In the news
Human-cow chimeric embryos for stem cell research
Two research teams from Newcastle University and Kings College, London, have applied to the Human Fertilisation and Embryology Authority (HFEA) for licenceto create embryos by fusing human DNA with cow eggs, a technique known as nuclear transfer or therapeutic cloning. A third application is expected to be submitted from Edinburgh University. Bovine oocytes would have the nucleus (containing the majority of the bovine DNA) removed before being fused with human cell nuclei; the resulting chimeric human-bovine embryos would be grown for six days, then harvested for stem cells. All embryos would be required to be destroyed by 14 days.

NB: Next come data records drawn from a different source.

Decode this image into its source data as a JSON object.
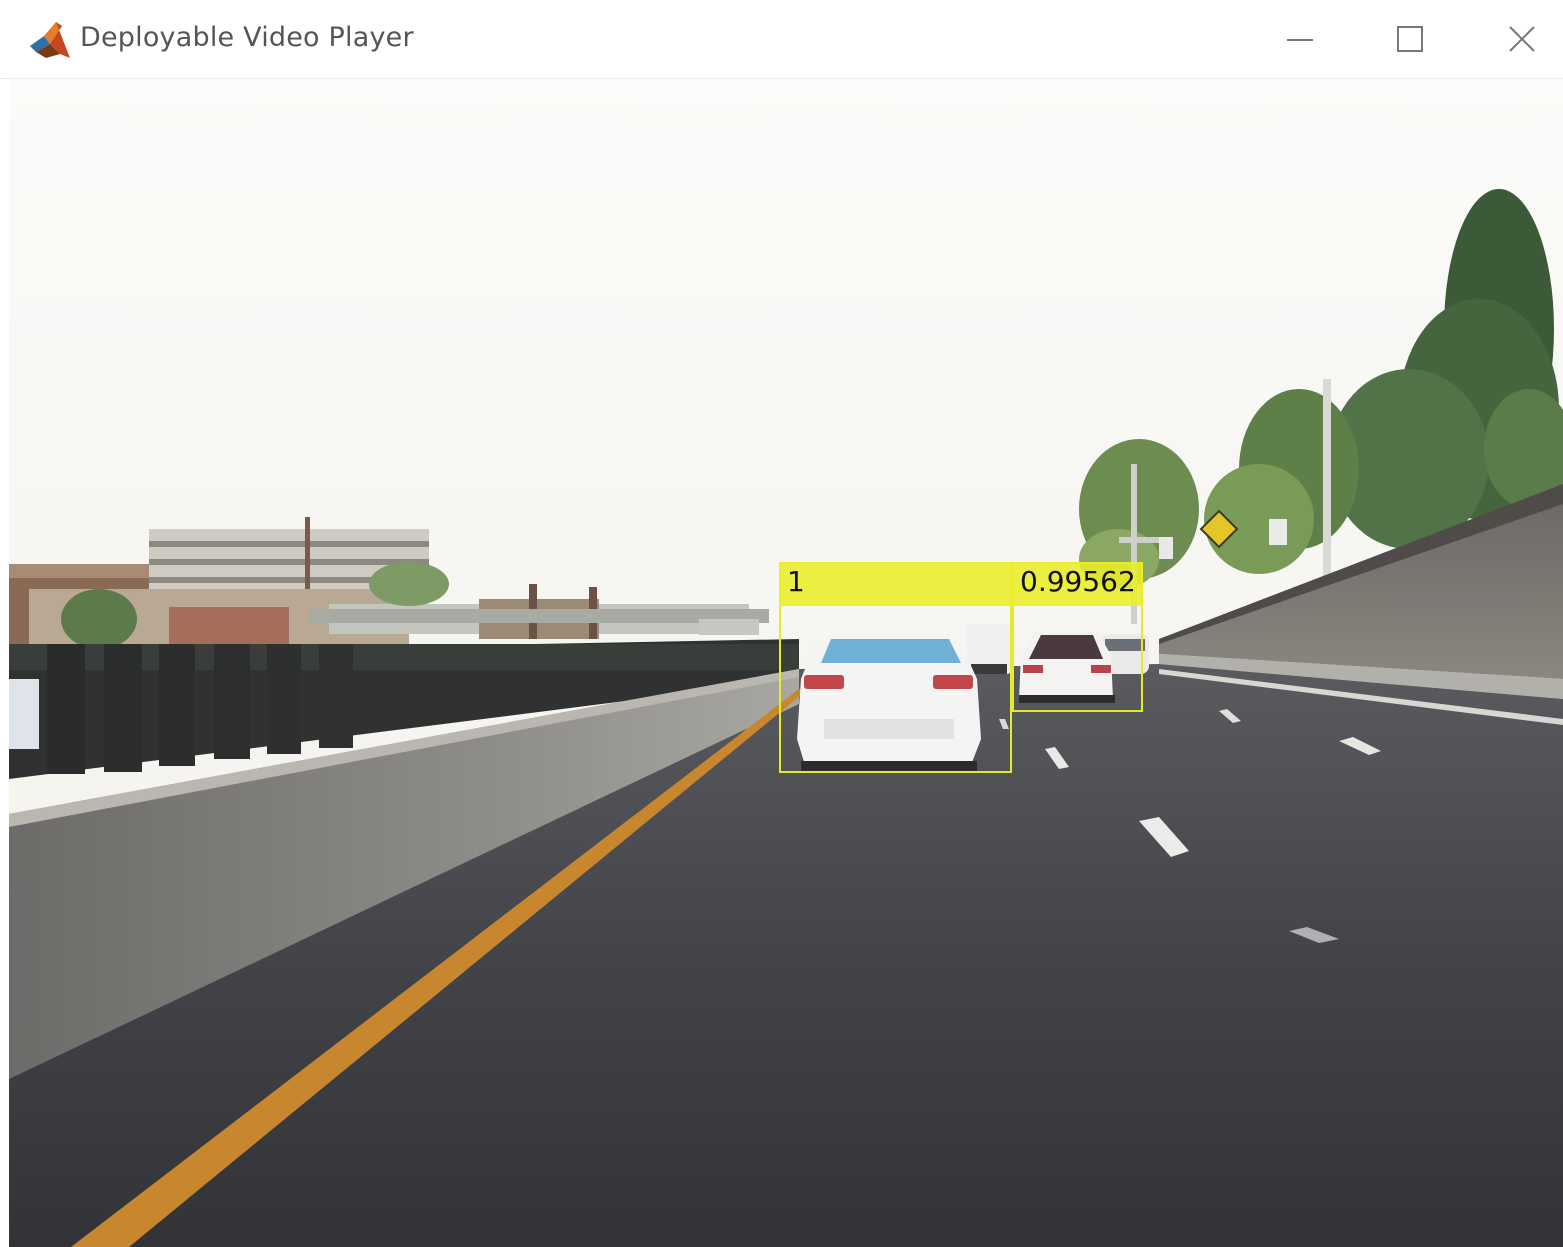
{
  "window": {
    "title": "Deployable Video Player",
    "app_icon": "matlab-logo-icon",
    "controls": {
      "minimize_icon": "minimize-icon",
      "maximize_icon": "maximize-icon",
      "close_icon": "close-icon"
    }
  },
  "video": {
    "detections": [
      {
        "label": "1"
      },
      {
        "label": "0.99562"
      }
    ],
    "colors": {
      "bbox": "#e7ea2c",
      "sky": "#f6f5f2",
      "road": "#3f3f43",
      "lane_line": "#c8872e"
    }
  }
}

The stem cells would be used for research purposes. The purpose of the application is supposedly to make up for the limited supply of human eggs by using cow eggs instead; genetically, the human-cow embryos would be largely human because only extra-nuclear bovine genetic material would be present. The Newcastle team, led by Dr Lyle Armstrong, wants to analyse the process of cellular genetic reprogramming following nuclear transfer, in the hope of learning how to make embryonic stem cells without an animal egg. Dr Armstrong said: “At the moment we don’t know if the nuclear transfer process works well enough in humans to create useful embryonic stem cells. We need to carry out many tests to establish this and, as animal eggs are freely available, it makes sense to use these as a source of material for our laboratory work” (see Newcastle press release).
Dr Stephen Minger, who leads the King's College application, wants to use the chimeric embryos to continue current work to produce disease-specific stem cells from humans with genetic neurodegenerative diseases. He said that they considered it appropriate to use “non-human oocytes from livestock as a surrogate” rather than human ooctyes from women. Dr Minger also stated: “Once the nucleus of the animal egg is removed it essentially no longer has a species identity and when replaced with a human nucleus, the resulting embryo and cell line will have human genetic identity” (see King’s press release). However, this is not strictly correct, as although the vast majority of genetic identity would be human, heritable extra-nuclear genetic material such as that present in the cellular structures mitochondria would be bovine in origin.
Critics of the plans have slated the application to the HFEA as potentially dangerous, as well as unethical. Calum MacKellar of the Scottish Council on Human Bioethics said: "In this kind of procedure, you are mixing at a very intimate level animal eggs and human chromosomes, and you may begin to undermine the whole distinction between humans and animals…If that happens, it might also undermine human dignity and human rights" (see BBC news report).